About this task:
This exercise calls for copying every line below that holds the word "TrueEV".

Data records for software interfaces
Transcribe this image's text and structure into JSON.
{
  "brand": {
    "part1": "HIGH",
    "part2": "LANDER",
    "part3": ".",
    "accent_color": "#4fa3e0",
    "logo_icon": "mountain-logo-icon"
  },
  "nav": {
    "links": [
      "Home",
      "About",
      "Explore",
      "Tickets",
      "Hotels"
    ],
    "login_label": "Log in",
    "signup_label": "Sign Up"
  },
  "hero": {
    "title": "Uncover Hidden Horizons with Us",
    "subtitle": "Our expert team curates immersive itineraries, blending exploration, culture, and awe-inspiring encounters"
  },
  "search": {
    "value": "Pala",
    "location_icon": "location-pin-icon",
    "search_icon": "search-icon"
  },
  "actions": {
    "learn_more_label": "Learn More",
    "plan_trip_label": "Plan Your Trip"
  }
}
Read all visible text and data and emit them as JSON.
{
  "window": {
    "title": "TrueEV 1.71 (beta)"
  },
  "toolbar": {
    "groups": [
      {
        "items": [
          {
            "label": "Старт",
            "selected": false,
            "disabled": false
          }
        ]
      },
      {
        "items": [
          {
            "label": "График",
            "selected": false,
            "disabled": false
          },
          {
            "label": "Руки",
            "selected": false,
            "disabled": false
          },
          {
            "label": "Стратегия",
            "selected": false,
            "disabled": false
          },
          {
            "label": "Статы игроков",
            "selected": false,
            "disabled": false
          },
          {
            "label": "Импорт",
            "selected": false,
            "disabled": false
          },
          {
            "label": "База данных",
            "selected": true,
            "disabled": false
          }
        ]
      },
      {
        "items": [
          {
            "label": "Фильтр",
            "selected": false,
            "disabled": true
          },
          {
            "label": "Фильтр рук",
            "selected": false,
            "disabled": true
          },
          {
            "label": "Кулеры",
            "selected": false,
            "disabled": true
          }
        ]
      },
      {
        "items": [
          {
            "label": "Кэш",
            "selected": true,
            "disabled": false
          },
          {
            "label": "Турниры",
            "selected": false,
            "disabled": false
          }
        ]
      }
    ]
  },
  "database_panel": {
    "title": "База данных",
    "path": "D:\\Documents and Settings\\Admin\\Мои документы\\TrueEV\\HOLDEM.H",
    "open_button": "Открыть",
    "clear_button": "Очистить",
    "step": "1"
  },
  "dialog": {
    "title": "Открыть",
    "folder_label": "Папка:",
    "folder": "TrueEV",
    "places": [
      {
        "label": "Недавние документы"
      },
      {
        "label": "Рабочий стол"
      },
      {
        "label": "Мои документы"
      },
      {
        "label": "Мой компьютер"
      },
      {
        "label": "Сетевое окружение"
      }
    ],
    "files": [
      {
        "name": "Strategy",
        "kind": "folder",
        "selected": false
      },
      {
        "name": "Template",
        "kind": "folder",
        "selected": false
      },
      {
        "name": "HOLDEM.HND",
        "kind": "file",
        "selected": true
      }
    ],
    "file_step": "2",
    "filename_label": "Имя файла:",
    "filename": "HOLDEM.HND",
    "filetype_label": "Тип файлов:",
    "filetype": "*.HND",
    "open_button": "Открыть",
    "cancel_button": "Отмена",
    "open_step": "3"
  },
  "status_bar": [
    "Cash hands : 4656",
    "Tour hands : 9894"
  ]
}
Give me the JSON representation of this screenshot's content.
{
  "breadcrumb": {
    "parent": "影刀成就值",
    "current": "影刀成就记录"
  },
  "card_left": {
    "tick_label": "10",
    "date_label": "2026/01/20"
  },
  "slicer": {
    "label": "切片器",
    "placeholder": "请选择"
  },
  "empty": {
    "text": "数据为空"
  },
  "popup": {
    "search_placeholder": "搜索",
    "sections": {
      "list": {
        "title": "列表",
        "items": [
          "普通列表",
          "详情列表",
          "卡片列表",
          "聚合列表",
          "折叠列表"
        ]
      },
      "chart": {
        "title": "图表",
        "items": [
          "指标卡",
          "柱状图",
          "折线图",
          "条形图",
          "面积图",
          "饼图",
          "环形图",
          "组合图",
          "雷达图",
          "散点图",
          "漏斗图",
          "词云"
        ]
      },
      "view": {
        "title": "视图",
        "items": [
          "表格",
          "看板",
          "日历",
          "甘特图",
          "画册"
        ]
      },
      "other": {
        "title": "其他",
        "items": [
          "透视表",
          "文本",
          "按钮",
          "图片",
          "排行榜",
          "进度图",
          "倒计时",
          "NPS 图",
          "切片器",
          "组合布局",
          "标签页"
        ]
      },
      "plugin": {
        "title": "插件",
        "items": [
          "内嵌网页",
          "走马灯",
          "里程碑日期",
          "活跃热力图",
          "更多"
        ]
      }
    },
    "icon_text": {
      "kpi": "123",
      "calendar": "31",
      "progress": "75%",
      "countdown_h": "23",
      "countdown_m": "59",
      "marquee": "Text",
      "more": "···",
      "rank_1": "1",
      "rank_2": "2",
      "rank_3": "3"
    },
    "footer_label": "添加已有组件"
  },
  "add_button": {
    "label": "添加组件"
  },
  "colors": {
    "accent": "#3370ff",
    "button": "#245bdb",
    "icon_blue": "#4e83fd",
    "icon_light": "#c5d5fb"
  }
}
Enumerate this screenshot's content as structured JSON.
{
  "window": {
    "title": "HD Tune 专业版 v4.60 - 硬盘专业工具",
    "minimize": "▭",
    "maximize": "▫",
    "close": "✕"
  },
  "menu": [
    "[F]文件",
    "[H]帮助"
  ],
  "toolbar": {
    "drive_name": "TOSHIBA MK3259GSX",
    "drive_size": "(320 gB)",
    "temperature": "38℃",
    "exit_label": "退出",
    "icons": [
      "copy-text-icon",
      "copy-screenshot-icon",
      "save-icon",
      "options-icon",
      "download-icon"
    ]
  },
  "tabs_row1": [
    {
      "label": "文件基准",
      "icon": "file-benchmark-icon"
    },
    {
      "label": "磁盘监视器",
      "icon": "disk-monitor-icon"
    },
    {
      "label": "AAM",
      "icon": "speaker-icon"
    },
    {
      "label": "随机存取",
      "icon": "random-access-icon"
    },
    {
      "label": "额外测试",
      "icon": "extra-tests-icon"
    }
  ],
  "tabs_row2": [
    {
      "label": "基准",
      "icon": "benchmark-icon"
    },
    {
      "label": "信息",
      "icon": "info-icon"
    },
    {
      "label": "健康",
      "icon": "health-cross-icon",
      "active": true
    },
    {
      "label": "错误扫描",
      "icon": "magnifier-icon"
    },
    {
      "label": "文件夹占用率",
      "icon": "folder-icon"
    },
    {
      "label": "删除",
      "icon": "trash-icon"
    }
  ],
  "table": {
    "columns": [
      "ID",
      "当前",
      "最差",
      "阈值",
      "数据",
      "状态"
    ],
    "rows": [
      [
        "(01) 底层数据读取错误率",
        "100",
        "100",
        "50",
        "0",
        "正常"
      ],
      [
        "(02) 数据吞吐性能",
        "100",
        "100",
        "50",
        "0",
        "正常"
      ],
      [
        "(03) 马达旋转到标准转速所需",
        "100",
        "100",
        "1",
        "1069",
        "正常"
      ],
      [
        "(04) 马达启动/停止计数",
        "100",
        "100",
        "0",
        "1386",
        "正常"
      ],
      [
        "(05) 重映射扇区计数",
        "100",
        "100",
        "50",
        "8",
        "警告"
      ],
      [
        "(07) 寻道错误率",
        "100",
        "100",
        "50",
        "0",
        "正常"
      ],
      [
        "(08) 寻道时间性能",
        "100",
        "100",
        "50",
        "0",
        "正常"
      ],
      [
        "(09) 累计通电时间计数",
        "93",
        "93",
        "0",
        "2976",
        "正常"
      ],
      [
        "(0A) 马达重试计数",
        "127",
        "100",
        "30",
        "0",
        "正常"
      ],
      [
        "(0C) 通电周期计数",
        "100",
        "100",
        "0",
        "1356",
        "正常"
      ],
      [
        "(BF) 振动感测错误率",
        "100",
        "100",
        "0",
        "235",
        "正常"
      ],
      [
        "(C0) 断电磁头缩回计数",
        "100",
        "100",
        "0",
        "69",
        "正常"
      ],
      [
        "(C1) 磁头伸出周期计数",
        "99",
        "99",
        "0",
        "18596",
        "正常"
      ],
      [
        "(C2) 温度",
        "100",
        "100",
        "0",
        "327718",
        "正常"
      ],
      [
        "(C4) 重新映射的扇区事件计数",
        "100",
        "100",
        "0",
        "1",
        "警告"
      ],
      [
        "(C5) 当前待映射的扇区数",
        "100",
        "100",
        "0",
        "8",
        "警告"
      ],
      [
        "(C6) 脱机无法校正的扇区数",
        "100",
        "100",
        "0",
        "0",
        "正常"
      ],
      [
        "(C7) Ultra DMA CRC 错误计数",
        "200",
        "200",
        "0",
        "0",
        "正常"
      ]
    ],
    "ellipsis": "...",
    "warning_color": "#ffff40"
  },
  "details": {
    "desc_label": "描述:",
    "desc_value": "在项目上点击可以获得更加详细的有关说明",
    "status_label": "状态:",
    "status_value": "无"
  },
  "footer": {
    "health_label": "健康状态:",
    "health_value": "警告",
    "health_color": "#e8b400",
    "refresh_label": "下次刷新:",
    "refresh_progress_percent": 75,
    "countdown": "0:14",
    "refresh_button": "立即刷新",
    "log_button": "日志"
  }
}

Completed exercise:
    "title": "TrueEV 1.71 (beta)"
    "path": "D:\\Documents and Settings\\Admin\\Мои документы\\TrueEV\\HOLDEM.H",
    "folder": "TrueEV",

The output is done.